BRUSSELS — NATO foreign ministers on Tuesday condemned what they called Russia's "continued and deliberate destabilization" in Ukraine, and announced new assistance for Ukraine's military.
The ministers, meeting in Brussels, spoke with their Ukrainian counterpart, Pavlo Klimkin, via a video hookup with Kiev on Tuesday. They criticized Russia's reported military buildup in Crimea and Kremlin plans for a military buildup in the Black Sea.
In a statement, U.S. Secretary of State John Kerry and the other ministers said Russia's actions "undermine the security of Ukraine and have serious implications for the stability and security of the entire Euro-Atlantic area."
To help finance the reform and modernization of Ukraine's military, NATO has announced the creation of so-called trust funds. The ministers said Tuesday the funds are now operational for logistics, cyber defense, rehabilitation of wounded soldiers and other uses.
"The choice of Ukraine to join the family of European democracies is clear and it has to be respected," NATO Secretary-General Jens Stoltenberg told a news conference.
The meeting was NATO's most important gathering since President Barack Obama and other alliance heads of state and government met in Wales 90 days earlier.
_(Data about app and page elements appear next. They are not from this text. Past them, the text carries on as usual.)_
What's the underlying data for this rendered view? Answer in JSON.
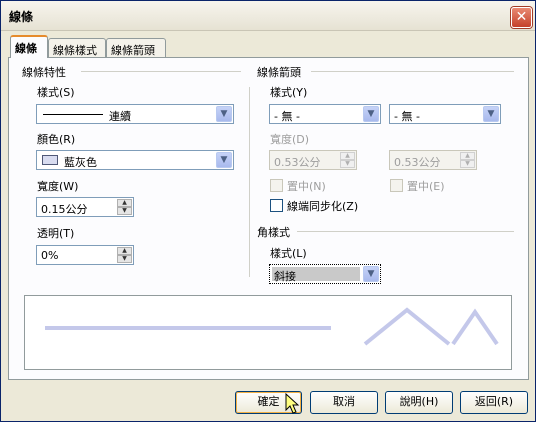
{
  "window": {
    "title": "線條",
    "close_label": "✕"
  },
  "tabs": [
    {
      "label": "線條",
      "active": true
    },
    {
      "label": "線條樣式",
      "active": false
    },
    {
      "label": "線條箭頭",
      "active": false
    }
  ],
  "line_props": {
    "section_title": "線條特性",
    "style_label": "樣式(S)",
    "style_value": "連續",
    "color_label": "顏色(R)",
    "color_value": "藍灰色",
    "color_swatch": "#d8dcf0",
    "width_label": "寬度(W)",
    "width_value": "0.15公分",
    "transparency_label": "透明(T)",
    "transparency_value": "0%"
  },
  "arrows": {
    "section_title": "線條箭頭",
    "style_label": "樣式(Y)",
    "left_style_value": "- 無 -",
    "right_style_value": "- 無 -",
    "width_label": "寬度(D)",
    "left_width_value": "0.53公分",
    "right_width_value": "0.53公分",
    "center_left_label": "置中(N)",
    "center_right_label": "置中(E)",
    "sync_label": "線端同步化(Z)"
  },
  "corner": {
    "section_title": "角樣式",
    "style_label": "樣式(L)",
    "style_value": "斜接"
  },
  "preview": {
    "line_color": "#c4c8ea"
  },
  "buttons": {
    "ok": "確定",
    "cancel": "取消",
    "help": "說明(H)",
    "reset": "返回(R)"
  }
}
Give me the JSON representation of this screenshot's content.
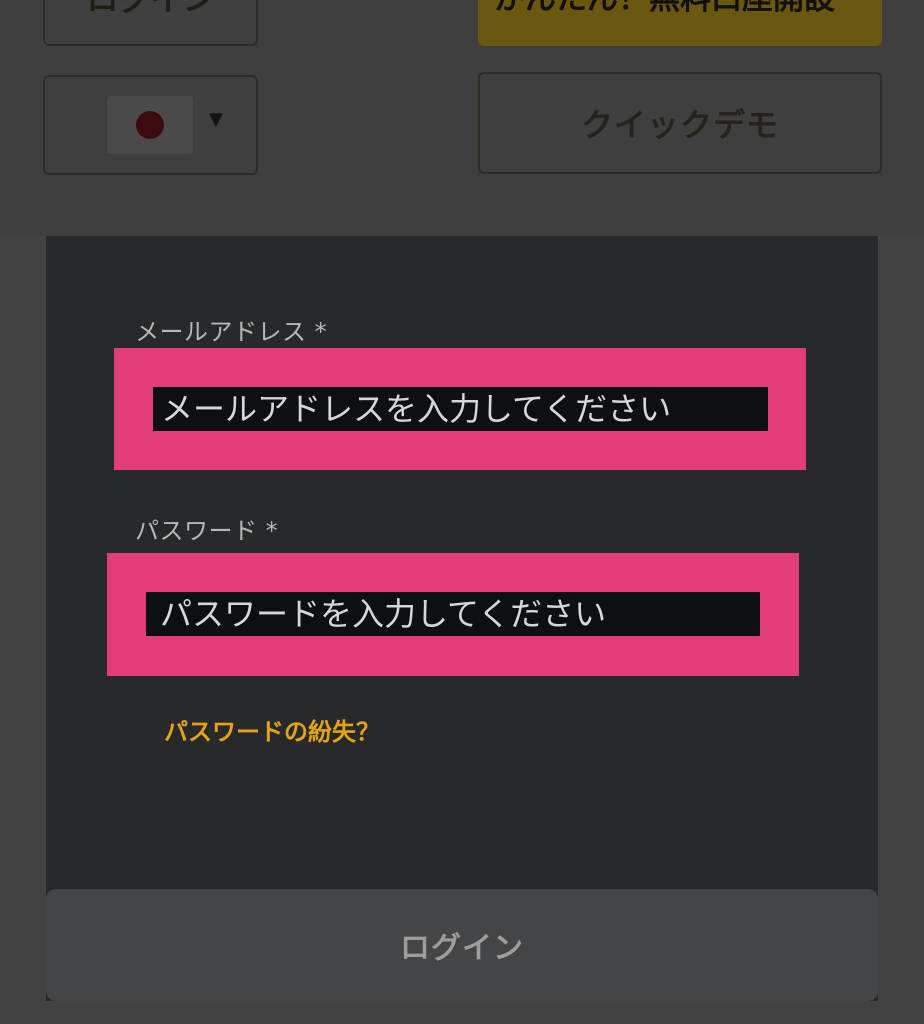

Stoltenberg said the foreign ministers are expected to take key decisions in several areas, including maintaining a "continuous NATO presence" in front-line alliance member states near Russia, and creation of an interim rapid-reaction force to come to the assistance of NATO nations under direct threat from Russia or elsewhere.
The ministers also are expected to authorize the launch of an advisory mission in Afghanistan on Jan. 1, when NATO-led combat operations there are scheduled to end.